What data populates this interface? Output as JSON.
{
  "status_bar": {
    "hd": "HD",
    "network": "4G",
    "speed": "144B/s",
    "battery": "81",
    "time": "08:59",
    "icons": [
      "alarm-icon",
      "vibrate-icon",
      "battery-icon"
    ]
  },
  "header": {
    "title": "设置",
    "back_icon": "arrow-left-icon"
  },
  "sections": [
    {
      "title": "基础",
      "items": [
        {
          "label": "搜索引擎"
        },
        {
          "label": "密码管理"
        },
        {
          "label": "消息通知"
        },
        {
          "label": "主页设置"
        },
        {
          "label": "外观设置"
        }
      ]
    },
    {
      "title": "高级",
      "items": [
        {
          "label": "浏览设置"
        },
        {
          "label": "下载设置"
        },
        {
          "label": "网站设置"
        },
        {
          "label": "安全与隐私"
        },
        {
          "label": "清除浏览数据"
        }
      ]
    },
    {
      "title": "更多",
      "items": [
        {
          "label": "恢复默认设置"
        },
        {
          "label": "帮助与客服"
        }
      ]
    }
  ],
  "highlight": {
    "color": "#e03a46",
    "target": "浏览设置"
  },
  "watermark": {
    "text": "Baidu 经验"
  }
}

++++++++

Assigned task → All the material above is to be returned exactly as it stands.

Response area →
What data populates this interface? Output as JSON.
{
  "status_bar": {
    "hd": "HD",
    "network": "4G",
    "speed": "144B/s",
    "battery": "81",
    "time": "08:59",
    "icons": [
      "alarm-icon",
      "vibrate-icon",
      "battery-icon"
    ]
  },
  "header": {
    "title": "设置",
    "back_icon": "arrow-left-icon"
  },
  "sections": [
    {
      "title": "基础",
      "items": [
        {
          "label": "搜索引擎"
        },
        {
          "label": "密码管理"
        },
        {
          "label": "消息通知"
        },
        {
          "label": "主页设置"
        },
        {
          "label": "外观设置"
        }
      ]
    },
    {
      "title": "高级",
      "items": [
        {
          "label": "浏览设置"
        },
        {
          "label": "下载设置"
        },
        {
          "label": "网站设置"
        },
        {
          "label": "安全与隐私"
        },
        {
          "label": "清除浏览数据"
        }
      ]
    },
    {
      "title": "更多",
      "items": [
        {
          "label": "恢复默认设置"
        },
        {
          "label": "帮助与客服"
        }
      ]
    }
  ],
  "highlight": {
    "color": "#e03a46",
    "target": "浏览设置"
  },
  "watermark": {
    "text": "Baidu 经验"
  }
}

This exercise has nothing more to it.